(Dataset excerpts)
=== Begin Enclosure ===
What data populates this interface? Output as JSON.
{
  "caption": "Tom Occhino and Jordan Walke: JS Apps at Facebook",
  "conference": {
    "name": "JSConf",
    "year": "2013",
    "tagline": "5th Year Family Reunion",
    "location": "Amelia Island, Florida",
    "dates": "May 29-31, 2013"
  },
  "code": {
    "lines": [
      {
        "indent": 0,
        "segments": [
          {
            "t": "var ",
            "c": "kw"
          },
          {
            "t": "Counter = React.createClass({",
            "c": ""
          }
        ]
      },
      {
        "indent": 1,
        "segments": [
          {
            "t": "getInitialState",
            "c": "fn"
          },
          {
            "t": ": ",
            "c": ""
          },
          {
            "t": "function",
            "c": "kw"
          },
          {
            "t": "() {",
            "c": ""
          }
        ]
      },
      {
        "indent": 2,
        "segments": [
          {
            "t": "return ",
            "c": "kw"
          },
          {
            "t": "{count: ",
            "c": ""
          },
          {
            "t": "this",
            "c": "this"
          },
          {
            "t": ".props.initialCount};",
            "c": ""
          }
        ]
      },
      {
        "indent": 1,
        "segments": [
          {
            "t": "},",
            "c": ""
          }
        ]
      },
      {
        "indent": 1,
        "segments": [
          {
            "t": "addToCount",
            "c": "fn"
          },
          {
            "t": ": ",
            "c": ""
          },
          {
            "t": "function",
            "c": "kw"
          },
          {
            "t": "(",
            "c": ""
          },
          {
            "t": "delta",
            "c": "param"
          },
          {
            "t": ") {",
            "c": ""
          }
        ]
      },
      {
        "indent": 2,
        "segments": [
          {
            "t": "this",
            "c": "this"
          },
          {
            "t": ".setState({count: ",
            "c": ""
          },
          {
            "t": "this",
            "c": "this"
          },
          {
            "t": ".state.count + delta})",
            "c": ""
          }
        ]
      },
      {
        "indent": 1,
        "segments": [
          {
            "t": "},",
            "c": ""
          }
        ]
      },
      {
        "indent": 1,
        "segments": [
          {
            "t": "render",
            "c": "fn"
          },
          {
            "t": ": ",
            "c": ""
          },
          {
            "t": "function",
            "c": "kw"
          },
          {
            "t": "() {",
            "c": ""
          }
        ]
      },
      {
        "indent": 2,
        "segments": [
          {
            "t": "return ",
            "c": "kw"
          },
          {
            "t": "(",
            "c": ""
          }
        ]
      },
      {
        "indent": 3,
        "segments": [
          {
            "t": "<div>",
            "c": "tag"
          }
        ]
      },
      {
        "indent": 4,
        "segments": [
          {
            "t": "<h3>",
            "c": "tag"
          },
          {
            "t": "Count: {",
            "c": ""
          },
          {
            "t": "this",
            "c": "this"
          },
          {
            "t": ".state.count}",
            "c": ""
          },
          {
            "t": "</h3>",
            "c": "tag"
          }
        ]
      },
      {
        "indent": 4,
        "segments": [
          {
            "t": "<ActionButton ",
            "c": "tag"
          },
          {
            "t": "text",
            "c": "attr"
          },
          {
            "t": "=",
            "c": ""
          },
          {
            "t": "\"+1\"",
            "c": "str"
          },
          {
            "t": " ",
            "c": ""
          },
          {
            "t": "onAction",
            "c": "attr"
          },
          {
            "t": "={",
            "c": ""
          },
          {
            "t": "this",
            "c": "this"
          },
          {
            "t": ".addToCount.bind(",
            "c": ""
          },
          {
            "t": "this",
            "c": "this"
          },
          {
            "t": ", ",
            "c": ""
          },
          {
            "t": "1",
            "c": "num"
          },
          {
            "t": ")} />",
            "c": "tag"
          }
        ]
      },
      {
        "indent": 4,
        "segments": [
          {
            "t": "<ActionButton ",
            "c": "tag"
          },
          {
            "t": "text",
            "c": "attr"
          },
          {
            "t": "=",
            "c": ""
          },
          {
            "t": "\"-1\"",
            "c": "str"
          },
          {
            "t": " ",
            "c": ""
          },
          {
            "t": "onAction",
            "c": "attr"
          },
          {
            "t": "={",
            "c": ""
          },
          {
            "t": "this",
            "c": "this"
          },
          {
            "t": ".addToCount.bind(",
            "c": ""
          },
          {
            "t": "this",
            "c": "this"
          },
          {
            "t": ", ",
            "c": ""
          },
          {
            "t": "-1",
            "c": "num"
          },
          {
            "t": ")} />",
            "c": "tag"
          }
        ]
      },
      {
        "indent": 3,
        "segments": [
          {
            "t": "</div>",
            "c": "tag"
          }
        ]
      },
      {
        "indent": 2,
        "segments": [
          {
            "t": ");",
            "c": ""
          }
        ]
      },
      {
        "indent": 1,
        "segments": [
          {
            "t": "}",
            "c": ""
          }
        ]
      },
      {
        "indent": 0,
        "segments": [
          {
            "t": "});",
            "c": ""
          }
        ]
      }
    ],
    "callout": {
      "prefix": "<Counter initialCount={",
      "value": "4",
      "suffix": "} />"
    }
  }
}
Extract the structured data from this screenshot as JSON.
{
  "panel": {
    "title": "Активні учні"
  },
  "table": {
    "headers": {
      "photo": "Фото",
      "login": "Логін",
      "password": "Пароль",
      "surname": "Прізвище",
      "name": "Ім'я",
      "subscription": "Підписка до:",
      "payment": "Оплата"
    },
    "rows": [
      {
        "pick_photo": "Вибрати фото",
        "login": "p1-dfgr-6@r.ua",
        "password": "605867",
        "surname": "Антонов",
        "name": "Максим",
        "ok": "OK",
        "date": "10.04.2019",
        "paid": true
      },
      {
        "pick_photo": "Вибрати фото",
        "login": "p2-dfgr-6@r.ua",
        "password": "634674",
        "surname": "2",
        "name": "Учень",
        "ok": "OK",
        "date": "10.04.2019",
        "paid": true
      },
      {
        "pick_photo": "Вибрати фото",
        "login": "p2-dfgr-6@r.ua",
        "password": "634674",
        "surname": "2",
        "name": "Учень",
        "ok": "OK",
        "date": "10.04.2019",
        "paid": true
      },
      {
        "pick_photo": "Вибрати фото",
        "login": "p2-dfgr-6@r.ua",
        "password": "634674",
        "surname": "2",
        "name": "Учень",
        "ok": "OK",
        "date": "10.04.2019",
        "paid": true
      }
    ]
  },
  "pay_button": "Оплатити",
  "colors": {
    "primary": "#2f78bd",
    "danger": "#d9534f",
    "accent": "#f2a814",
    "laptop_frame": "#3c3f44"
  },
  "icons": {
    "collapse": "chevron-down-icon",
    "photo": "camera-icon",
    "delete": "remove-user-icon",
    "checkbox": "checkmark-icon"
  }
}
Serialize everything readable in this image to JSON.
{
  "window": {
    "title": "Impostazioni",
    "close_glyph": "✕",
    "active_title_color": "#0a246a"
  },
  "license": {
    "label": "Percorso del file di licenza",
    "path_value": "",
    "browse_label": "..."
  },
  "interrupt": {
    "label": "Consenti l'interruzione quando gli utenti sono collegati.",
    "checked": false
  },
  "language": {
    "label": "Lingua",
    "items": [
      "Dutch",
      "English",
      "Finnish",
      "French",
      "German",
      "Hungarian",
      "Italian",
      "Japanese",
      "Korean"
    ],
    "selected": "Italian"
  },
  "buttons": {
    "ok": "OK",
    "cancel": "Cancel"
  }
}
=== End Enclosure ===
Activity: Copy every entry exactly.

Your solution:
What data populates this interface? Output as JSON.
{
  "caption": "Tom Occhino and Jordan Walke: JS Apps at Facebook",
  "conference": {
    "name": "JSConf",
    "year": "2013",
    "tagline": "5th Year Family Reunion",
    "location": "Amelia Island, Florida",
    "dates": "May 29-31, 2013"
  },
  "code": {
    "lines": [
      {
        "indent": 0,
        "segments": [
          {
            "t": "var ",
            "c": "kw"
          },
          {
            "t": "Counter = React.createClass({",
            "c": ""
          }
        ]
      },
      {
        "indent": 1,
        "segments": [
          {
            "t": "getInitialState",
            "c": "fn"
          },
          {
            "t": ": ",
            "c": ""
          },
          {
            "t": "function",
            "c": "kw"
          },
          {
            "t": "() {",
            "c": ""
          }
        ]
      },
      {
        "indent": 2,
        "segments": [
          {
            "t": "return ",
            "c": "kw"
          },
          {
            "t": "{count: ",
            "c": ""
          },
          {
            "t": "this",
            "c": "this"
          },
          {
            "t": ".props.initialCount};",
            "c": ""
          }
        ]
      },
      {
        "indent": 1,
        "segments": [
          {
            "t": "},",
            "c": ""
          }
        ]
      },
      {
        "indent": 1,
        "segments": [
          {
            "t": "addToCount",
            "c": "fn"
          },
          {
            "t": ": ",
            "c": ""
          },
          {
            "t": "function",
            "c": "kw"
          },
          {
            "t": "(",
            "c": ""
          },
          {
            "t": "delta",
            "c": "param"
          },
          {
            "t": ") {",
            "c": ""
          }
        ]
      },
      {
        "indent": 2,
        "segments": [
          {
            "t": "this",
            "c": "this"
          },
          {
            "t": ".setState({count: ",
            "c": ""
          },
          {
            "t": "this",
            "c": "this"
          },
          {
            "t": ".state.count + delta})",
            "c": ""
          }
        ]
      },
      {
        "indent": 1,
        "segments": [
          {
            "t": "},",
            "c": ""
          }
        ]
      },
      {
        "indent": 1,
        "segments": [
          {
            "t": "render",
            "c": "fn"
          },
          {
            "t": ": ",
            "c": ""
          },
          {
            "t": "function",
            "c": "kw"
          },
          {
            "t": "() {",
            "c": ""
          }
        ]
      },
      {
        "indent": 2,
        "segments": [
          {
            "t": "return ",
            "c": "kw"
          },
          {
            "t": "(",
            "c": ""
          }
        ]
      },
      {
        "indent": 3,
        "segments": [
          {
            "t": "<div>",
            "c": "tag"
          }
        ]
      },
      {
        "indent": 4,
        "segments": [
          {
            "t": "<h3>",
            "c": "tag"
          },
          {
            "t": "Count: {",
            "c": ""
          },
          {
            "t": "this",
            "c": "this"
          },
          {
            "t": ".state.count}",
            "c": ""
          },
          {
            "t": "</h3>",
            "c": "tag"
          }
        ]
      },
      {
        "indent": 4,
        "segments": [
          {
            "t": "<ActionButton ",
            "c": "tag"
          },
          {
            "t": "text",
            "c": "attr"
          },
          {
            "t": "=",
            "c": ""
          },
          {
            "t": "\"+1\"",
            "c": "str"
          },
          {
            "t": " ",
            "c": ""
          },
          {
            "t": "onAction",
            "c": "attr"
          },
          {
            "t": "={",
            "c": ""
          },
          {
            "t": "this",
            "c": "this"
          },
          {
            "t": ".addToCount.bind(",
            "c": ""
          },
          {
            "t": "this",
            "c": "this"
          },
          {
            "t": ", ",
            "c": ""
          },
          {
            "t": "1",
            "c": "num"
          },
          {
            "t": ")} />",
            "c": "tag"
          }
        ]
      },
      {
        "indent": 4,
        "segments": [
          {
            "t": "<ActionButton ",
            "c": "tag"
          },
          {
            "t": "text",
            "c": "attr"
          },
          {
            "t": "=",
            "c": ""
          },
          {
            "t": "\"-1\"",
            "c": "str"
          },
          {
            "t": " ",
            "c": ""
          },
          {
            "t": "onAction",
            "c": "attr"
          },
          {
            "t": "={",
            "c": ""
          },
          {
            "t": "this",
            "c": "this"
          },
          {
            "t": ".addToCount.bind(",
            "c": ""
          },
          {
            "t": "this",
            "c": "this"
          },
          {
            "t": ", ",
            "c": ""
          },
          {
            "t": "-1",
            "c": "num"
          },
          {
            "t": ")} />",
            "c": "tag"
          }
        ]
      },
      {
        "indent": 3,
        "segments": [
          {
            "t": "</div>",
            "c": "tag"
          }
        ]
      },
      {
        "indent": 2,
        "segments": [
          {
            "t": ");",
            "c": ""
          }
        ]
      },
      {
        "indent": 1,
        "segments": [
          {
            "t": "}",
            "c": ""
          }
        ]
      },
      {
        "indent": 0,
        "segments": [
          {
            "t": "});",
            "c": ""
          }
        ]
      }
    ],
    "callout": {
      "prefix": "<Counter initialCount={",
      "value": "4",
      "suffix": "} />"
    }
  }
}
Extract the structured data from this screenshot as JSON.
{
  "panel": {
    "title": "Активні учні"
  },
  "table": {
    "headers": {
      "photo": "Фото",
      "login": "Логін",
      "password": "Пароль",
      "surname": "Прізвище",
      "name": "Ім'я",
      "subscription": "Підписка до:",
      "payment": "Оплата"
    },
    "rows": [
      {
        "pick_photo": "Вибрати фото",
        "login": "p1-dfgr-6@r.ua",
        "password": "605867",
        "surname": "Антонов",
        "name": "Максим",
        "ok": "OK",
        "date": "10.04.2019",
        "paid": true
      },
      {
        "pick_photo": "Вибрати фото",
        "login": "p2-dfgr-6@r.ua",
        "password": "634674",
        "surname": "2",
        "name": "Учень",
        "ok": "OK",
        "date": "10.04.2019",
        "paid": true
      },
      {
        "pick_photo": "Вибрати фото",
        "login": "p2-dfgr-6@r.ua",
        "password": "634674",
        "surname": "2",
        "name": "Учень",
        "ok": "OK",
        "date": "10.04.2019",
        "paid": true
      },
      {
        "pick_photo": "Вибрати фото",
        "login": "p2-dfgr-6@r.ua",
        "password": "634674",
        "surname": "2",
        "name": "Учень",
        "ok": "OK",
        "date": "10.04.2019",
        "paid": true
      }
    ]
  },
  "pay_button": "Оплатити",
  "colors": {
    "primary": "#2f78bd",
    "danger": "#d9534f",
    "accent": "#f2a814",
    "laptop_frame": "#3c3f44"
  },
  "icons": {
    "collapse": "chevron-down-icon",
    "photo": "camera-icon",
    "delete": "remove-user-icon",
    "checkbox": "checkmark-icon"
  }
}
Serialize everything readable in this image to JSON.
{
  "window": {
    "title": "Impostazioni",
    "close_glyph": "✕",
    "active_title_color": "#0a246a"
  },
  "license": {
    "label": "Percorso del file di licenza",
    "path_value": "",
    "browse_label": "..."
  },
  "interrupt": {
    "label": "Consenti l'interruzione quando gli utenti sono collegati.",
    "checked": false
  },
  "language": {
    "label": "Lingua",
    "items": [
      "Dutch",
      "English",
      "Finnish",
      "French",
      "German",
      "Hungarian",
      "Italian",
      "Japanese",
      "Korean"
    ],
    "selected": "Italian"
  },
  "buttons": {
    "ok": "OK",
    "cancel": "Cancel"
  }
}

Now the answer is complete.